223 (Phoenix Convention Center - West and North Buildings)
Eric Jensen, NASA, Moffett Field, CA

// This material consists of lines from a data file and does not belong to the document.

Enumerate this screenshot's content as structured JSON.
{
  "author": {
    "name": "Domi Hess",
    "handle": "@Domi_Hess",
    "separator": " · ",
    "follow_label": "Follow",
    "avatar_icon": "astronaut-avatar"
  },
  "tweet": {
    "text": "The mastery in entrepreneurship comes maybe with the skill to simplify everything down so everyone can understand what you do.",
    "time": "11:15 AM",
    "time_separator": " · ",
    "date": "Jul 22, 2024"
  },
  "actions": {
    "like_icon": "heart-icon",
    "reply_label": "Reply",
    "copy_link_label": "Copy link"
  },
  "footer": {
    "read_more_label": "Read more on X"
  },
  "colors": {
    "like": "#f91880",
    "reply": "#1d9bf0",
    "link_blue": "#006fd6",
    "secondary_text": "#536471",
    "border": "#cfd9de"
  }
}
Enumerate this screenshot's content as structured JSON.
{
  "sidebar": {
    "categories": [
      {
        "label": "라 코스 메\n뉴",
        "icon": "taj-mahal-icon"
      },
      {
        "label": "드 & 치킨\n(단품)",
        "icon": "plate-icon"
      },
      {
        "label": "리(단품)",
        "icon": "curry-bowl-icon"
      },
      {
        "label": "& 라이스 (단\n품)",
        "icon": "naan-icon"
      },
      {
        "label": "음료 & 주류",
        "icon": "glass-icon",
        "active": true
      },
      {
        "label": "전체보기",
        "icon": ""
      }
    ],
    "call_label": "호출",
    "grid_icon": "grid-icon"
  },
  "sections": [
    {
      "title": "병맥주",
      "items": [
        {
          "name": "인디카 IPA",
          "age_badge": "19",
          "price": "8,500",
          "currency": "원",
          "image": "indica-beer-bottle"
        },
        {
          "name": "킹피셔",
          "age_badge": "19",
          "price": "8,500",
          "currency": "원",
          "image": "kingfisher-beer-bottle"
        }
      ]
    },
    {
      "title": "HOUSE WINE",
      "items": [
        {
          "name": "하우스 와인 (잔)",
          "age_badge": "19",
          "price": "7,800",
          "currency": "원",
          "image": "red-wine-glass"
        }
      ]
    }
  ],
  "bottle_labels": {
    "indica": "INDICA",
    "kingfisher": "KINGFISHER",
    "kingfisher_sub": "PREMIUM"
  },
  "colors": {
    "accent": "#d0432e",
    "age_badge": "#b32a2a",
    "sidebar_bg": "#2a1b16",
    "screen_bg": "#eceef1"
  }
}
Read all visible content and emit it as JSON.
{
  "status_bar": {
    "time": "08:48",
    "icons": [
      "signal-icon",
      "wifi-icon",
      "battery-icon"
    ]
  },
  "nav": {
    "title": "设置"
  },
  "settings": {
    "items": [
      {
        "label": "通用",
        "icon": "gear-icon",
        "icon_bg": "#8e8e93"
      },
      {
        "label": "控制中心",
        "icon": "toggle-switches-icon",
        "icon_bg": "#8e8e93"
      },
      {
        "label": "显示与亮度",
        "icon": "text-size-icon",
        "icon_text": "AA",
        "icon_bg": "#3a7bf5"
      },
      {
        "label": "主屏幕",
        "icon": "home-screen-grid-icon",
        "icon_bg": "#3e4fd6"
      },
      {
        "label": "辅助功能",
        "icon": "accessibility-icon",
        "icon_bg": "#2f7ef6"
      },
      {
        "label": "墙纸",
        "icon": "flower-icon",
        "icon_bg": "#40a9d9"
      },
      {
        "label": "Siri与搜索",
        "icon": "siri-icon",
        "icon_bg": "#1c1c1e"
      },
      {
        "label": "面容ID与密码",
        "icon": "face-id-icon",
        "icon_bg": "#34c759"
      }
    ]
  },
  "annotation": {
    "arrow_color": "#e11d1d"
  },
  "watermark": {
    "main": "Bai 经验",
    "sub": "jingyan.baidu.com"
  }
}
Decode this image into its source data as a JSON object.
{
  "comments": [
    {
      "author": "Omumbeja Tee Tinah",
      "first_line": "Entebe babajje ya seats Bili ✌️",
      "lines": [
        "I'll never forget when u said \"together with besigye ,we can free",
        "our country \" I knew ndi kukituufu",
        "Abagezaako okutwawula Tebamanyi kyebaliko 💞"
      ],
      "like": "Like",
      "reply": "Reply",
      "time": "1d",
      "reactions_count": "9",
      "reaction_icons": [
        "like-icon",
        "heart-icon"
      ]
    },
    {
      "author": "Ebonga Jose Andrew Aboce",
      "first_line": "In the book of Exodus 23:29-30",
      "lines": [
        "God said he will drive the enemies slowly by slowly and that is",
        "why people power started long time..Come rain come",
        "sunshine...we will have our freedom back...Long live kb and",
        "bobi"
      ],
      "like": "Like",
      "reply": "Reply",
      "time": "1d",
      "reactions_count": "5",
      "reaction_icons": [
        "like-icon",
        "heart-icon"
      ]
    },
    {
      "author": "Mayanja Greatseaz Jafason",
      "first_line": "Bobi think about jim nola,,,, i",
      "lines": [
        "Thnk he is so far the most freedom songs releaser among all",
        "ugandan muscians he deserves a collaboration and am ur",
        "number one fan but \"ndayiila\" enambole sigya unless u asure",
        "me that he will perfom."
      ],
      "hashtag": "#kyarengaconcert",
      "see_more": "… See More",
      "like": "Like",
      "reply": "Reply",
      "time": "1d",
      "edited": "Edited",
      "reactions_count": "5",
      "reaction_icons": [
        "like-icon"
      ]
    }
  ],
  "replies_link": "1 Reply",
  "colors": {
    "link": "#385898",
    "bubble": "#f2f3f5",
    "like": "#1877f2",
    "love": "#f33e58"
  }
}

The relative importance of heterogeneous and homogeneous ice nucleation for cirrus formation remains an active area of debate in the cloud physics community. Resolution of this issue is has been hindered, in part, by the challenges associated with measuring upper tropospheric aerosol composition in general, and ice nuclei activity in particular. From a theoretical perspective, a number of modeling studies have investigated the sensitivity of ice number concentration to the nucleation mechanism and the abundance of ice nuclei. However, these studies typically only addressed ice concentration immediately after ice nucleation. Recent modeling work has shown that the high ice concentrations produced by homogeneous freezing may not persist very long, which is consistent with the low frequency of occurrence of high ice concentrations indicated by cirrus measurements. Here I use idealized simulations to investigate the impact of ice nucleation mechanism and ice nuclei abundance on the full lifecycle of cirrus clouds. I will show that for typical synoptic situations with mesoscale waves present, the time-integrated cirrus ice crystal size distributions and bulk properties are less sensitive than might be expected from the earlier ice nucleation sensitivity tests. I will evaluate the magnitude of the ice nuclei impact on cirrus for a range of temperatures and mesoscale wave specifications, and I will discuss the implications for cirrus aerosol indirect effects in general.